Once the salmon habitat restoration is fully funded, album proceeds will then go toward the construction of an interpretive boardwalk next to Johnson Creek, Clark noted, adding that the goal is to raise $15,000 for the salmon-restoration and interpretive projects.

Family-oriented music

by: SUBMITTED PHOTO - 'Songs for Johnson Creek' will aid the creek's restoration.Clark, 40, has been playing piano since he was 7 and guitar since he was 12. He began writing children’s music when his wife was pregnant with Rowan, who is now 6. Clark has played in bands around town for years and forged friendships with many local musicians who play “kindie” music, specifically aimed at kids.

On the song he wrote for the album, “Kids Need Creeks,” his son sings on the track with him.

Oregon City resident Jeff Inlay, who performs as Mr. Hoo, will be at the event on Saturday to perform “Roe Together,” a song he sings on the CD with his performing partner Mr. E; together, the two men are known as The Alphabeticians.

They came up with that name because Inlay’s children re-wrote the traditional alphabet song to new music and the two men liked the word Alphabetician, as it is a play on words for the alphabet, with elements of musician and magician mixed together, Inlay said.

They wanted to be part of the Johnson Creek project, Inlay said, because they are friends with Clark, and they wanted to help the environment.

“It’s a great thing to help habitats, and it also gets our name out there and we get to be affiliated with the other musicians,” Inlay said.

Mr. E, wrote “Roe Together,” which plays off the Beatles song “Come Together,” Inlay noted, adding that the song would not have existed without the CD project.

“It is about salmon leaving and coming back, and it mentions Johnson Creek particularly.
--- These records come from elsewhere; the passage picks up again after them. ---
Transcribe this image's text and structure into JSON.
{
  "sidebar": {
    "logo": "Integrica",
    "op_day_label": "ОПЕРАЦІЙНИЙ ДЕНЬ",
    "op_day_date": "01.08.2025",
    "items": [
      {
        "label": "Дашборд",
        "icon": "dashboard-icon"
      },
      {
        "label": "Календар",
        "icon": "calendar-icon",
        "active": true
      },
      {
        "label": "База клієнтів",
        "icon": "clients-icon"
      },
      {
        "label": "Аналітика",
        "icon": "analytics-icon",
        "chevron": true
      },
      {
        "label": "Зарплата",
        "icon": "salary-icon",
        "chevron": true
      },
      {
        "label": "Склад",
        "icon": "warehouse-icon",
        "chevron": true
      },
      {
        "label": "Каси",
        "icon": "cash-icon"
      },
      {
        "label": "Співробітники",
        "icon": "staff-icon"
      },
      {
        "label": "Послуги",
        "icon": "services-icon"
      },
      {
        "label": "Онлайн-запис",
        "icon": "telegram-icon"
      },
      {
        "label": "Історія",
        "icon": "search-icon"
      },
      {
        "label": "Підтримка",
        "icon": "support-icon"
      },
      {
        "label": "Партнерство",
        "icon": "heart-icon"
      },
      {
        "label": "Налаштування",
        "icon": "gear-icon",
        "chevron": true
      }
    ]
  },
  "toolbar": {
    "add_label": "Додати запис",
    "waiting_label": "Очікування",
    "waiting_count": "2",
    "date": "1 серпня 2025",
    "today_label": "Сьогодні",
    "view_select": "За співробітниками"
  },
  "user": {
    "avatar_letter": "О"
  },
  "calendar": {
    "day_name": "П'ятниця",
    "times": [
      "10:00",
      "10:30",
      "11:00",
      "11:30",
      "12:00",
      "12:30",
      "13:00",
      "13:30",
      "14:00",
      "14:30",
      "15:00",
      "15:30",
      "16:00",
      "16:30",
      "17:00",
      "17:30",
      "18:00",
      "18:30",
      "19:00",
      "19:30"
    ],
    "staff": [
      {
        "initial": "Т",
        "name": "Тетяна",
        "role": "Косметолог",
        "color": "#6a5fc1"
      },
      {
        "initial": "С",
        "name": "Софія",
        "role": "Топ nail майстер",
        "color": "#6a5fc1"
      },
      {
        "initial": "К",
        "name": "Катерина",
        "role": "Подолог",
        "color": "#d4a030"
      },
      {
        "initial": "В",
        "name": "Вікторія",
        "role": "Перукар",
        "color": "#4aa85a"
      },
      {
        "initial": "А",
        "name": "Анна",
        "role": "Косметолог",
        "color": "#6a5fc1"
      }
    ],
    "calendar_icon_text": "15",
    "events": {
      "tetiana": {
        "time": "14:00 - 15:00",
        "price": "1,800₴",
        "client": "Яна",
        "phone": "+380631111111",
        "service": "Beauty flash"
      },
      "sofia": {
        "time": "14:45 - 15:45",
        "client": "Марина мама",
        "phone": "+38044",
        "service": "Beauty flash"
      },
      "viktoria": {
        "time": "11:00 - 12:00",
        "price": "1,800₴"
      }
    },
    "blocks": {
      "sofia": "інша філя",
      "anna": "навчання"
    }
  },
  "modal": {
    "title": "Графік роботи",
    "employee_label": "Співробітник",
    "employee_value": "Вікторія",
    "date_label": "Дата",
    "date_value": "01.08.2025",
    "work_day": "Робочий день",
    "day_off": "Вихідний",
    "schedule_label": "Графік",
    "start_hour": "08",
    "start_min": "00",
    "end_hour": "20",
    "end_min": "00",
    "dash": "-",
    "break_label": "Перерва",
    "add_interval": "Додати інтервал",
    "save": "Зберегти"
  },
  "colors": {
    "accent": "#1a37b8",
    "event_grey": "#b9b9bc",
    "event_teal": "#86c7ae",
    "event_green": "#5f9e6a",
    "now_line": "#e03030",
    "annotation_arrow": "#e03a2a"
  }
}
There are a lot of parts to it; it has more layers than any other song we’ve done,” Inlay said.

Honoring Johnson Creek

The Bobwhite Theatre event will give attendees a chance to “sample local children’s musicians, playing at an event geared toward children and families,” Inlay said.

It will also be a chance to hear some of the songs performed live and it is a “chance to support a great cause,” he added.

Clark is grateful to “all the amazing artists,” many of whom are professional musicians; he further noted that none of them will get any financial compensation, but worked on the CD because they believe in the salmon-restoration project.

Another way to support the Johnson Creek project is to donate money to the “donor recognition handrail,” Clark said.

People who give $100 or more to this project will have their names engraved on the curvilinear railing along the Tacoma Street Boardwalk, one of the Milwaukie MAX stops. The idea is similar to the bricks engraved with donor names that helped fund Portland’s Pioneer Square, he said.

Clark added that both the CD and the boardwalk project are “fun ways to generate some revenue and bring attention to Johnson Creek.”